Commitments are hard to make and easy to break, so it’s no surprise that often they are the reason for failed relationships. But they are what ties people together – it’s what makes “me” and “you” into “us”.
Maturity is the space between consideration and courage. It’s when we consider and respect our partners’ wishes but also have the courage to bring forward what’s important to us. Relationship demands constant adaptation to each other, and it can succeed only when both partners are mature enough to be able to communicate, negotiate and compromise.
If romance is about being together “now” (tonight, this holiday), relationship is about being together through time. It’s about growing closer through adopting, making concessions, and being open. Affection and intimacy are not enough to sustain a relationship – obstacles will easily disrupt harmony if partners are unable to be committed, open and communicate maturely.
Relationship -> Bond
People in a relationship share time and space. But what it takes for people to share a life? What it takes to transform months and years into lifetime? Is it only the circumstances of common children and the inertness of the status-quo that keeps people together over years? I would like to believe otherwise.
Shared Values and Goals
While basic compatibility is tested in previous stages of the relationship, it takes a similar set of values, a common view of the world and mutual goals, for the relationship to transform into a bond.
Two people can stay on the same path only if they share the same destination. Whether it’s career, family life or personal development, long-term goals have to be shared by the partners. Otherwise, paths that have different vectors will grow ever further away.
Most couples will sooner or later go through some kind of crisis. Be it infidelity, sickness, economic hardships, crisis disrupts the harmony of the relationship, and tests the strength and the adaptability of the partnership. Some couples will break apart, some will be fatally wounded, never to regain their mutual trust.
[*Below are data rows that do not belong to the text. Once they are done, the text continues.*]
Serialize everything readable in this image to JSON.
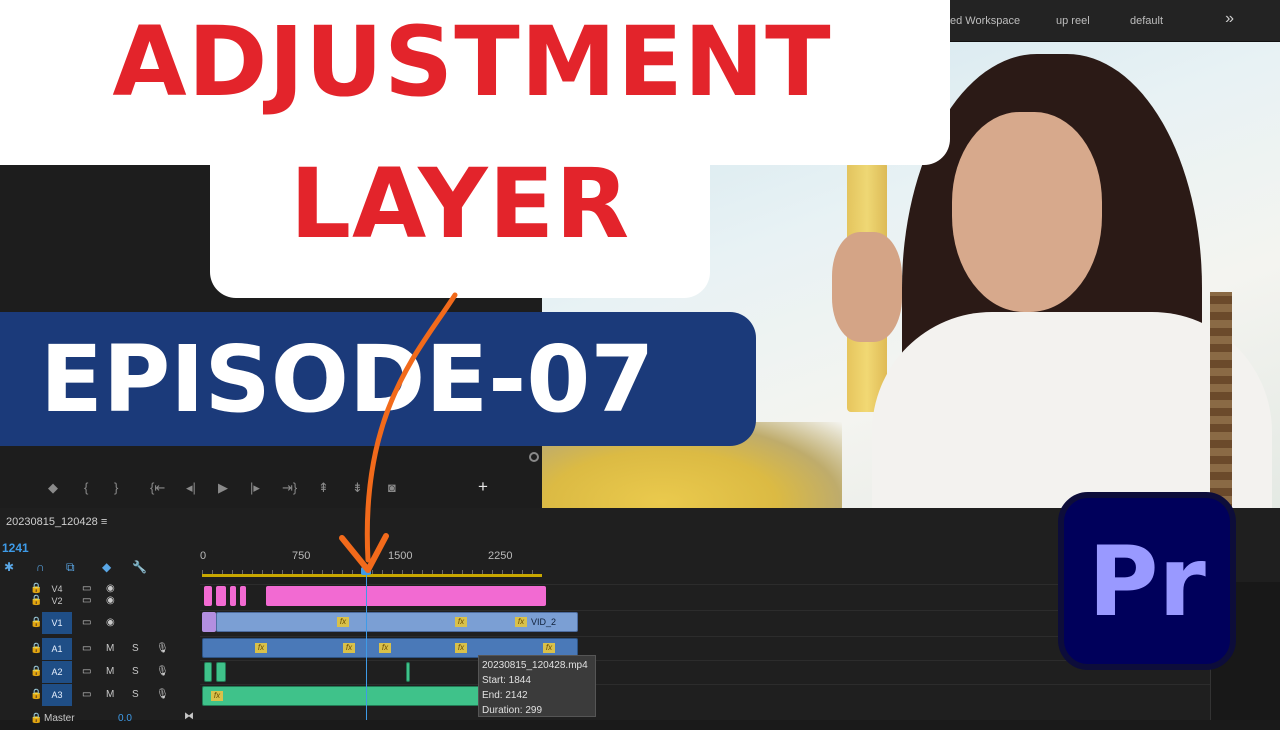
{
  "workspace_bar": {
    "items": [
      "ed Workspace",
      "up reel",
      "default"
    ],
    "more_label": "»"
  },
  "thumbnail": {
    "title_line1": "ADJUSTMENT",
    "title_line2": "LAYER",
    "episode": "EPISODE-07",
    "logo_text": "Pr",
    "colors": {
      "title": "#e3242b",
      "episode_bg": "#1b3a7a",
      "arrow": "#f26a1b",
      "logo_bg": "#00005b",
      "logo_text": "#9999ff"
    }
  },
  "transport": {
    "add_label": "+"
  },
  "timeline": {
    "sequence_name": "20230815_120428 ≡",
    "timecode": "1241",
    "ruler_labels": [
      "0",
      "750",
      "1500",
      "2250"
    ],
    "tracks": [
      {
        "name": "V4",
        "type": "video"
      },
      {
        "name": "V2",
        "type": "video"
      },
      {
        "name": "V1",
        "type": "video"
      },
      {
        "name": "A1",
        "type": "audio"
      },
      {
        "name": "A2",
        "type": "audio"
      },
      {
        "name": "A3",
        "type": "audio"
      }
    ],
    "master": {
      "label": "Master",
      "value": "0.0"
    },
    "track_buttons": {
      "mute": "M",
      "solo": "S"
    },
    "clip_labels": {
      "vid": "VID_2",
      "fx": "fx"
    },
    "tooltip": {
      "file": "20230815_120428.mp4",
      "start": "Start: 1844",
      "end": "End: 2142",
      "duration": "Duration: 299"
    }
  }
}
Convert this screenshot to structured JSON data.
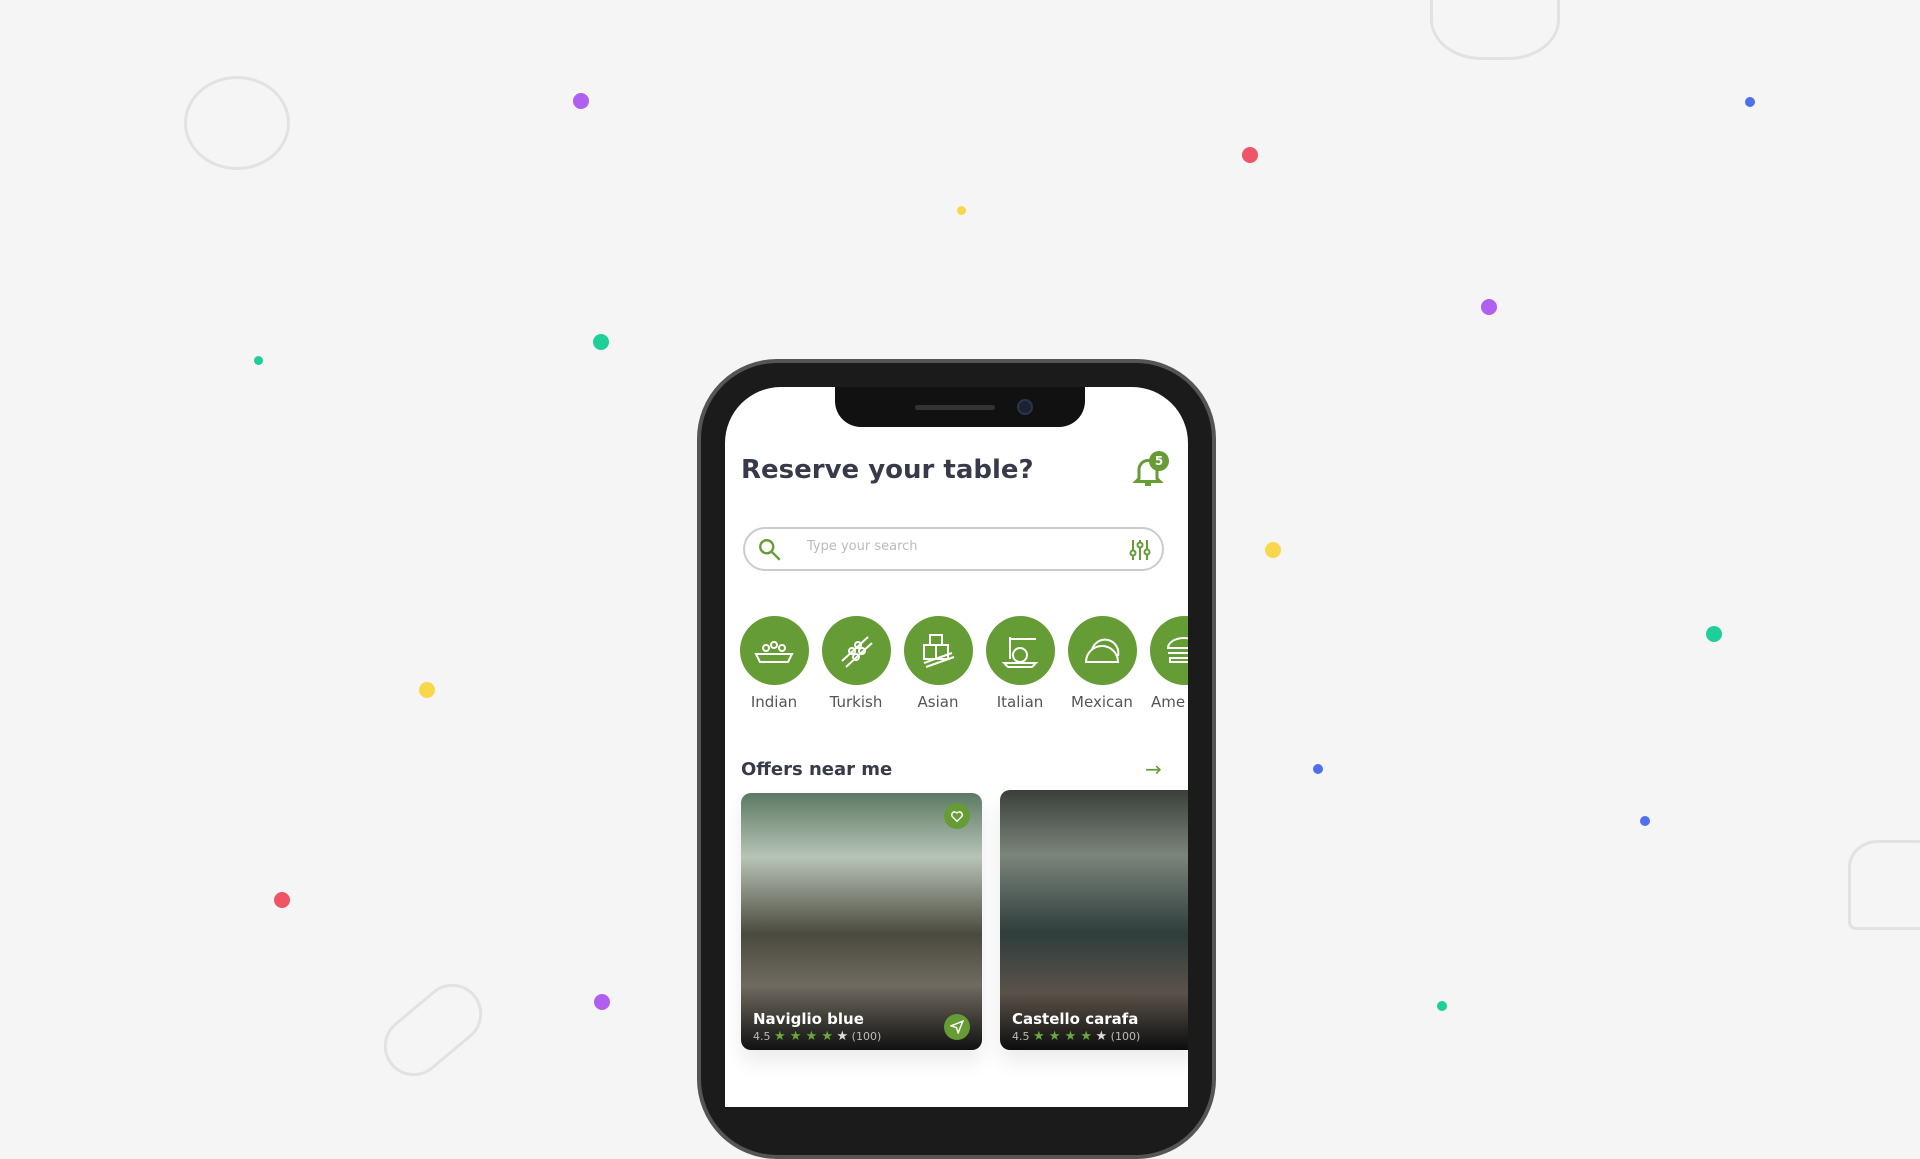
{
  "header": {
    "title": "Reserve your table?",
    "notification_count": "5"
  },
  "search": {
    "placeholder": "Type your search"
  },
  "categories": [
    {
      "label": "Indian",
      "icon": "biryani-icon"
    },
    {
      "label": "Turkish",
      "icon": "kebab-icon"
    },
    {
      "label": "Asian",
      "icon": "sushi-icon"
    },
    {
      "label": "Italian",
      "icon": "spaghetti-icon"
    },
    {
      "label": "Mexican",
      "icon": "taco-icon"
    },
    {
      "label": "Ame",
      "icon": "burger-icon"
    }
  ],
  "offers": {
    "title": "Offers near me",
    "cards": [
      {
        "name": "Naviglio blue",
        "rating": "4.5",
        "reviews": "(100)",
        "stars": 4
      },
      {
        "name": "Castello carafa",
        "rating": "4.5",
        "reviews": "(100)",
        "stars": 4
      }
    ]
  },
  "colors": {
    "accent": "#669c35",
    "background": "#f5f5f5",
    "title": "#373a48"
  }
}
But those couples that will endure despite all, and come on the other side together, will grow stronger. Enduring through crisis gives a new dimension to the relationship. It reinforces the belief in a common destiny, since it gives the feeling that “if we withstood this, we can face off anything”.
So Where Does It Leave Us?
Lifetime partnership is a journey taken together. It’s two personal paths that converge into a single pathway, and it takes more than a comfortable co-existence for them to stay on the same course and weave a life together.
If you have read this far, I would like to thank you for your patience. Real life is much more complex than any model or theory. Ideal love is simpler. But in the space between them lies our hope for building a deep and rewarding relationship.